Introduction The scope of the nursing practice is changing with the improvement of technology. Computer and information technology is just as important to nurses as their stethoscopes, so implementing and using Medical Information Technology (MEDITECH) an Electronic Health Records (EHR) is vital in improving patient care. The importance and knowledge of the possibilities and limitations of EHR systems is brought up throughout this paper. Chilton Hospital and Fairmont General Hospital review their possibilities and limitations about using MEDITECH.
The ROI of EHRs article breaks down the importance of Electronic health records. Healthcare leaders need to have an open-mind about electronic health records to gain a better organized system. Health organizations spend billions trying to find a working system instead of changing to the electronic health records system. Most organizations are making their IT department play bigger role working along with physicians to make electronic health records a key component of healthcare facilities making EHRs an effective program. Electronic Health Records are important to improving the quality of care provided, being able to find a patients history of care at a click of a button.

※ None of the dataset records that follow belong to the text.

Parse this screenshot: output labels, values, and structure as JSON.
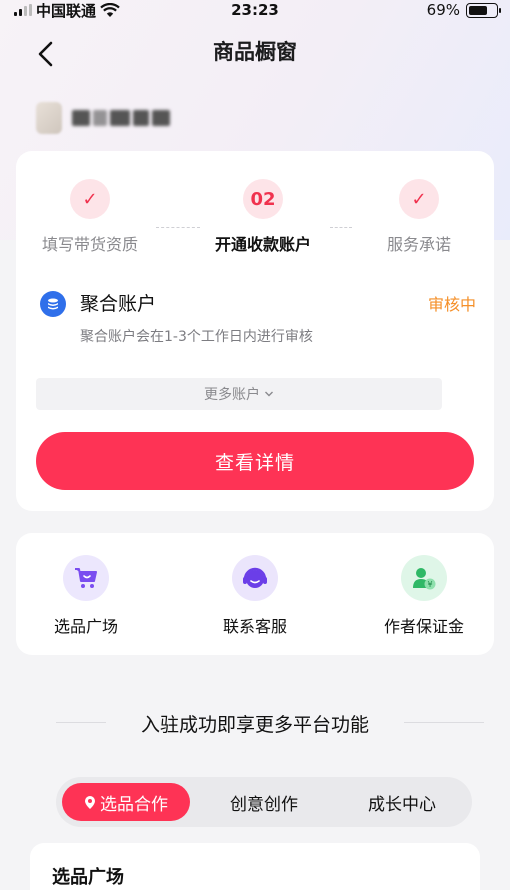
{
  "status_bar": {
    "carrier": "中国联通",
    "time": "23:23",
    "battery_percent": "69%",
    "battery_level": 0.69
  },
  "nav": {
    "title": "商品橱窗",
    "back_icon": "chevron-left-icon"
  },
  "steps": [
    {
      "marker": "✓",
      "label": "填写带货资质",
      "state": "done"
    },
    {
      "marker": "02",
      "label": "开通收款账户",
      "state": "active"
    },
    {
      "marker": "✓",
      "label": "服务承诺",
      "state": "done"
    }
  ],
  "account": {
    "icon": "coin-stack-icon",
    "name": "聚合账户",
    "status": "审核中",
    "description": "聚合账户会在1-3个工作日内进行审核"
  },
  "more_accounts": {
    "label": "更多账户",
    "icon": "chevron-down-icon"
  },
  "detail_button": {
    "label": "查看详情"
  },
  "tools": [
    {
      "label": "选品广场",
      "icon": "cart-icon"
    },
    {
      "label": "联系客服",
      "icon": "headset-icon"
    },
    {
      "label": "作者保证金",
      "icon": "person-yen-icon"
    }
  ],
  "section": {
    "title": "入驻成功即享更多平台功能"
  },
  "tabs": [
    {
      "label": "选品合作",
      "active": true,
      "icon": "location-pin-icon"
    },
    {
      "label": "创意创作",
      "active": false
    },
    {
      "label": "成长中心",
      "active": false
    }
  ],
  "bottom_card": {
    "title": "选品广场"
  },
  "colors": {
    "accent": "#fe3355",
    "pending": "#f5902a",
    "account_icon": "#2f6fea",
    "tool_cart": "#7a4df0",
    "tool_headset": "#6b3ee8",
    "tool_deposit": "#2fb866"
  }
}
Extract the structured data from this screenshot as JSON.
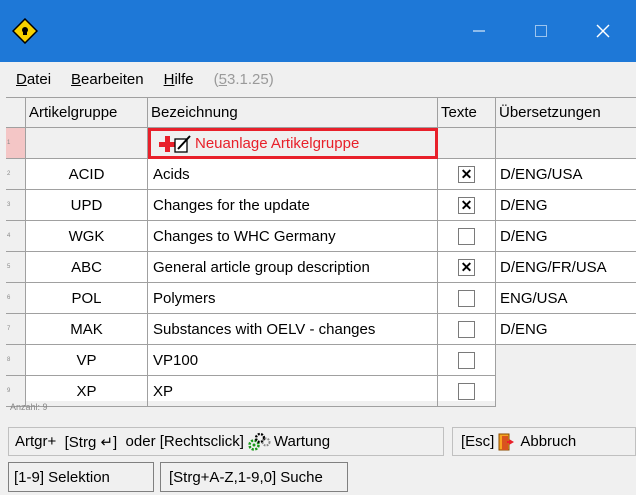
{
  "window": {
    "minimize_glyph": "—",
    "close_glyph": "✕"
  },
  "menu": {
    "file": {
      "key": "D",
      "rest": "atei"
    },
    "edit": {
      "key": "B",
      "rest": "earbeiten"
    },
    "help": {
      "key": "H",
      "rest": "ilfe"
    },
    "version": {
      "open": "(",
      "key": "5",
      "rest": "3.1.25)"
    }
  },
  "table": {
    "headers": {
      "code": "Artikelgruppe",
      "description": "Bezeichnung",
      "texts": "Texte",
      "translations": "Übersetzungen"
    },
    "new_row": {
      "row_number": "1",
      "label": "Neuanlage Artikelgruppe"
    },
    "rows": [
      {
        "num": "2",
        "code": "ACID",
        "description": "Acids",
        "texts": "☒",
        "translations": "D/ENG/USA"
      },
      {
        "num": "3",
        "code": "UPD",
        "description": "Changes for the update",
        "texts": "☒",
        "translations": "D/ENG"
      },
      {
        "num": "4",
        "code": "WGK",
        "description": "Changes to WHC Germany",
        "texts": "",
        "translations": "D/ENG"
      },
      {
        "num": "5",
        "code": "ABC",
        "description": "General article group description",
        "texts": "☒",
        "translations": "D/ENG/FR/USA"
      },
      {
        "num": "6",
        "code": "POL",
        "description": "Polymers",
        "texts": "",
        "translations": "ENG/USA"
      },
      {
        "num": "7",
        "code": "MAK",
        "description": "Substances with OELV - changes",
        "texts": "",
        "translations": "D/ENG"
      },
      {
        "num": "8",
        "code": "VP",
        "description": "VP100",
        "texts": "",
        "translations": ""
      },
      {
        "num": "9",
        "code": "XP",
        "description": "XP",
        "texts": "",
        "translations": ""
      }
    ],
    "count_label": "Anzahl: 9"
  },
  "actions": {
    "artgr_label": "Artgr+",
    "shortcut_label": "[Strg ↵]",
    "rightclick_label": "oder [Rechtsclick]",
    "maintenance_label": "Wartung",
    "esc_label": "[Esc]",
    "cancel_label": "Abbruch"
  },
  "footer": {
    "selection_label": "[1-9] Selektion",
    "search_label": "[Strg+A-Z,1-9,0] Suche"
  },
  "colors": {
    "titlebar": "#1e78d7",
    "highlight": "#e8202a"
  }
}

Health information exchange or HIE allows doctors, nurses, pharmacists, and other health care providers and patients to access vital medical information. It also allows them to share medical information securely and electronically. HIE improves the speed, quality, safety, and the cost of patient care. For many years patient's files were stored using paper methods, transferring them by mail, fax or transferred it by hand to every appointment. Changing to electronic file improves the completeness of patient's medical records.